==== Study material

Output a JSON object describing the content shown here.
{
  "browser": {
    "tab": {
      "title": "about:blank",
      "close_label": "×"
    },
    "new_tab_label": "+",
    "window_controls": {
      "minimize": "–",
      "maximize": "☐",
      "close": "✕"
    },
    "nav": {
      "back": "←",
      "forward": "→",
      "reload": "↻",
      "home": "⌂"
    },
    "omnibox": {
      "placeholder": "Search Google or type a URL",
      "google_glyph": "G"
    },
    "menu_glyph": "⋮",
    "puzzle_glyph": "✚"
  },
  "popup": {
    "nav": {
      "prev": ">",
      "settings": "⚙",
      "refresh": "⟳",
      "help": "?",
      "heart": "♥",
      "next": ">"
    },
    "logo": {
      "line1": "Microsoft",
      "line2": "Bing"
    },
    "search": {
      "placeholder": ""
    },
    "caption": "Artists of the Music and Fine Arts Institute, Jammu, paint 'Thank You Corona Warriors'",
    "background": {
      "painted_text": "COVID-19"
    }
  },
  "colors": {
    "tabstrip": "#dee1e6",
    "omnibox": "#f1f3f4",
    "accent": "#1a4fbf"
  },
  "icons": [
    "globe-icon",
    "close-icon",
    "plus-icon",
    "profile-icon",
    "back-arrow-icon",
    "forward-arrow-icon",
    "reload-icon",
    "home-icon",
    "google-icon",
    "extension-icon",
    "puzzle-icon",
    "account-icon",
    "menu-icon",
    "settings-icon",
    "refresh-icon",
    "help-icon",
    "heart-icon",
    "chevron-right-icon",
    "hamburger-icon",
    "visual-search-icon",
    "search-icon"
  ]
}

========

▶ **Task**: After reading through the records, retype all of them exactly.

▶ **Output for this exercise**:
Output a JSON object describing the content shown here.
{
  "browser": {
    "tab": {
      "title": "about:blank",
      "close_label": "×"
    },
    "new_tab_label": "+",
    "window_controls": {
      "minimize": "–",
      "maximize": "☐",
      "close": "✕"
    },
    "nav": {
      "back": "←",
      "forward": "→",
      "reload": "↻",
      "home": "⌂"
    },
    "omnibox": {
      "placeholder": "Search Google or type a URL",
      "google_glyph": "G"
    },
    "menu_glyph": "⋮",
    "puzzle_glyph": "✚"
  },
  "popup": {
    "nav": {
      "prev": ">",
      "settings": "⚙",
      "refresh": "⟳",
      "help": "?",
      "heart": "♥",
      "next": ">"
    },
    "logo": {
      "line1": "Microsoft",
      "line2": "Bing"
    },
    "search": {
      "placeholder": ""
    },
    "caption": "Artists of the Music and Fine Arts Institute, Jammu, paint 'Thank You Corona Warriors'",
    "background": {
      "painted_text": "COVID-19"
    }
  },
  "colors": {
    "tabstrip": "#dee1e6",
    "omnibox": "#f1f3f4",
    "accent": "#1a4fbf"
  },
  "icons": [
    "globe-icon",
    "close-icon",
    "plus-icon",
    "profile-icon",
    "back-arrow-icon",
    "forward-arrow-icon",
    "reload-icon",
    "home-icon",
    "google-icon",
    "extension-icon",
    "puzzle-icon",
    "account-icon",
    "menu-icon",
    "settings-icon",
    "refresh-icon",
    "help-icon",
    "heart-icon",
    "chevron-right-icon",
    "hamburger-icon",
    "visual-search-icon",
    "search-icon"
  ]
}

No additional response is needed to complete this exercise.